YOUR GOAL: An exact repetition of the data is required; no picture should appear in it.

INPUT DATA:

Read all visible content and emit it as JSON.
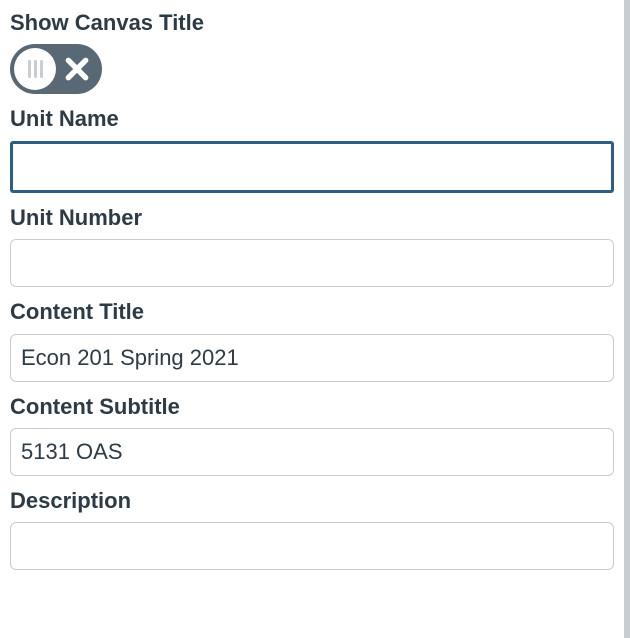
{
  "fields": {
    "show_canvas_title": {
      "label": "Show Canvas Title",
      "value": false
    },
    "unit_name": {
      "label": "Unit Name",
      "value": ""
    },
    "unit_number": {
      "label": "Unit Number",
      "value": ""
    },
    "content_title": {
      "label": "Content Title",
      "value": "Econ 201 Spring 2021"
    },
    "content_subtitle": {
      "label": "Content Subtitle",
      "value": "5131 OAS"
    },
    "description": {
      "label": "Description",
      "value": ""
    }
  }
}
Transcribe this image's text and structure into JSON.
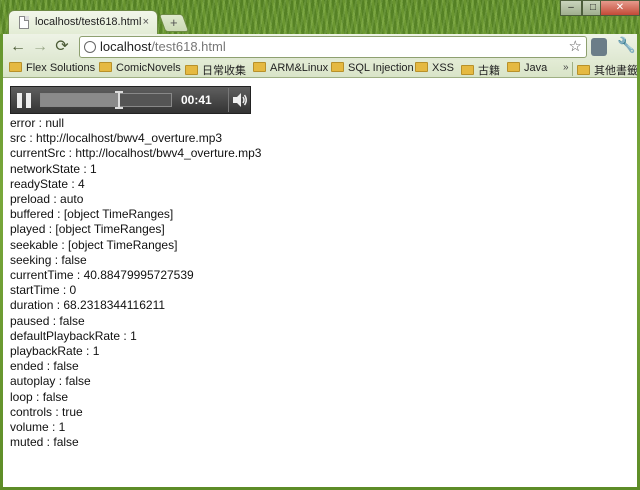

OUTPUT OF THE TASK:
Read all visible content and emit it as JSON.
{
  "fields": {
    "show_canvas_title": {
      "label": "Show Canvas Title",
      "value": false
    },
    "unit_name": {
      "label": "Unit Name",
      "value": ""
    },
    "unit_number": {
      "label": "Unit Number",
      "value": ""
    },
    "content_title": {
      "label": "Content Title",
      "value": "Econ 201 Spring 2021"
    },
    "content_subtitle": {
      "label": "Content Subtitle",
      "value": "5131 OAS"
    },
    "description": {
      "label": "Description",
      "value": ""
    }
  }
}
Transcribe this image's text and structure into JSON.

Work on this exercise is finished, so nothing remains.